Norder and others reexamined burial and funerary behaviors of Early Late Woodland sites throughout southeastern Michigan, the catalyst being the recovery of a female skeleton found inside a stone-lined burial chamber in Ann Arbor, Michigan. The article compares this stone-lined burial chamber with other burial sites, as well as using ethnohistoric data for Algonquian and Iroquoian cultures, in order to understand what sort of function it served. The stone-lined burial chamber recovered proved to be a fairly large anomaly within the region.
Because this stone-lined burial chamber contained a female, the authors researched possible speculations within this region and culture of a possible specialized role that existed among prehistoric peoples, open to both men and women. Looking in depth at two other sites within the Huron River Valley, Brandon and Olsen, the authors were able to compare data. The article also pointed out other sites within the area, including Hindsdale Mounds 1 and 3, Bussinger, Bugai, 20LP98, Kiesling, and Kilgore sites.
From comparing the Brandon and Olsen sites, along with the others, they found a couple intriguing aspects. The burial sites that had females had no pottery. Pottery was typically associated with women’s roles. Absence of pottery suggests that these women, who likely had leadership roles, were differentiated by typical women’s roles. In addition, the burial sites that had males were buried along with beaver incisors, except one burial site. The article suggests that the absence of pottery for females, and the presence of beaver incisors for males was a way to symbolically mark the roles they had. These roles were most likely leadership roles. According to the ethnohistoric data discussed within the article, men more commonly occupied leadership roles. Women who took on these roles were not seen as the same as men. In order to differentiate them upon death, the absence of pottery makes sense, along with increased artifact assemblage compositions.

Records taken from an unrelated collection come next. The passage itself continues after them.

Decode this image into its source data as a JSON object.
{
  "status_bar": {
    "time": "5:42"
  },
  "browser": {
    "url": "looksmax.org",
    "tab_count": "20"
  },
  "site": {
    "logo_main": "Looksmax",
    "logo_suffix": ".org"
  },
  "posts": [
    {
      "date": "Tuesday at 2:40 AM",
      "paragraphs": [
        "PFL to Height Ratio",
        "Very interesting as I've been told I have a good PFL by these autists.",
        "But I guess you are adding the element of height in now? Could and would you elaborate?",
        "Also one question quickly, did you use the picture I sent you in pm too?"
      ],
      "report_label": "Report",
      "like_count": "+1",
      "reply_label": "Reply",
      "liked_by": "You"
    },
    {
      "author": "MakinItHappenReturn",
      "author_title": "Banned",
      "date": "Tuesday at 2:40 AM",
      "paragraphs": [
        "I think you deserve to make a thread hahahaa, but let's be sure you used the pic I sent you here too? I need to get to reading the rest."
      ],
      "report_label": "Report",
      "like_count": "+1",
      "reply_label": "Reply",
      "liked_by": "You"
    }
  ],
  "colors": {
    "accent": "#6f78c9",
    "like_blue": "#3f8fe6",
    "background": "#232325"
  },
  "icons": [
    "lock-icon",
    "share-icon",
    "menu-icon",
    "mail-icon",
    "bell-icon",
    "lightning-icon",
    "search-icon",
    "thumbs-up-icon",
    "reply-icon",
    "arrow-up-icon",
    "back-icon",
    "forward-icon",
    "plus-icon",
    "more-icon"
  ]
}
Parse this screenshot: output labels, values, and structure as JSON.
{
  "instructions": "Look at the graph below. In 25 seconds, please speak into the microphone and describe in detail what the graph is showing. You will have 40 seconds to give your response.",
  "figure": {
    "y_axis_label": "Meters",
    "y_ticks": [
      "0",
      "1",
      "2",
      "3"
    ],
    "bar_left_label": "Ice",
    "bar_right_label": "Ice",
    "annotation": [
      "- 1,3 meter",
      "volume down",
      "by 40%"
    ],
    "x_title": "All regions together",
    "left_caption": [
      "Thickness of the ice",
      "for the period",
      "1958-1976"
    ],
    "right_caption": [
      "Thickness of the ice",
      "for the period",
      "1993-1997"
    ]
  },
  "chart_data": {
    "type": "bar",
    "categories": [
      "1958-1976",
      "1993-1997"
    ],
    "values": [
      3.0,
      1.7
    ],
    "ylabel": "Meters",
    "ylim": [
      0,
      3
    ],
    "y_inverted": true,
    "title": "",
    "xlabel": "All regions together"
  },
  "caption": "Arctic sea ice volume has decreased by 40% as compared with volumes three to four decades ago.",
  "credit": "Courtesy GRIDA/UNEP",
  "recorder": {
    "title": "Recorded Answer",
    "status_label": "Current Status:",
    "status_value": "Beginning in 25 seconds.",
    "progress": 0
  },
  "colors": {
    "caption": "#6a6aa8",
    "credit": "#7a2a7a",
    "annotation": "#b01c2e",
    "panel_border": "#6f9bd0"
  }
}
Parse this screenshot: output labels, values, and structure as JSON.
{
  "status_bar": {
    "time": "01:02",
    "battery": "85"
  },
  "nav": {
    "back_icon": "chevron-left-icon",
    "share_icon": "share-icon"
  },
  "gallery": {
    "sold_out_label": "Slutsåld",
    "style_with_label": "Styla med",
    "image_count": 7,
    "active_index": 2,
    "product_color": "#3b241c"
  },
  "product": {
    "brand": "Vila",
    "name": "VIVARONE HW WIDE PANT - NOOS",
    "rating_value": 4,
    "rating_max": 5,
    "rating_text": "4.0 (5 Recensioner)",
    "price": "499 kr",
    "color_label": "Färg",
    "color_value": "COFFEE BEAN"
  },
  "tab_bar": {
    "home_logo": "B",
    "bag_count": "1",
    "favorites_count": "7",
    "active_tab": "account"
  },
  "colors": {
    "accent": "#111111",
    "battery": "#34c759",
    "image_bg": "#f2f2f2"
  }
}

The article also points out, according to ethnohistoric data, that among the Algonquians there was a more flexible social organization and women were capable of holding men’s positions. Social organization was a lot stricter for Iroquoians. Thus, the article suggests that the region was predominantly Algonquian than Iroquoian, even though there are characteristics present of both cultural affiliations.
Overall, the significance of this article is that there existed specialized roles that could be assumed by both sexes, either male or female within this region. This finding is important in that it furthers our understanding of social structure and social organizations of prehistoric peoples in this area. These findings can be expanded and applied to other areas in which roles may have been open to both sexes, such as religious and political roles.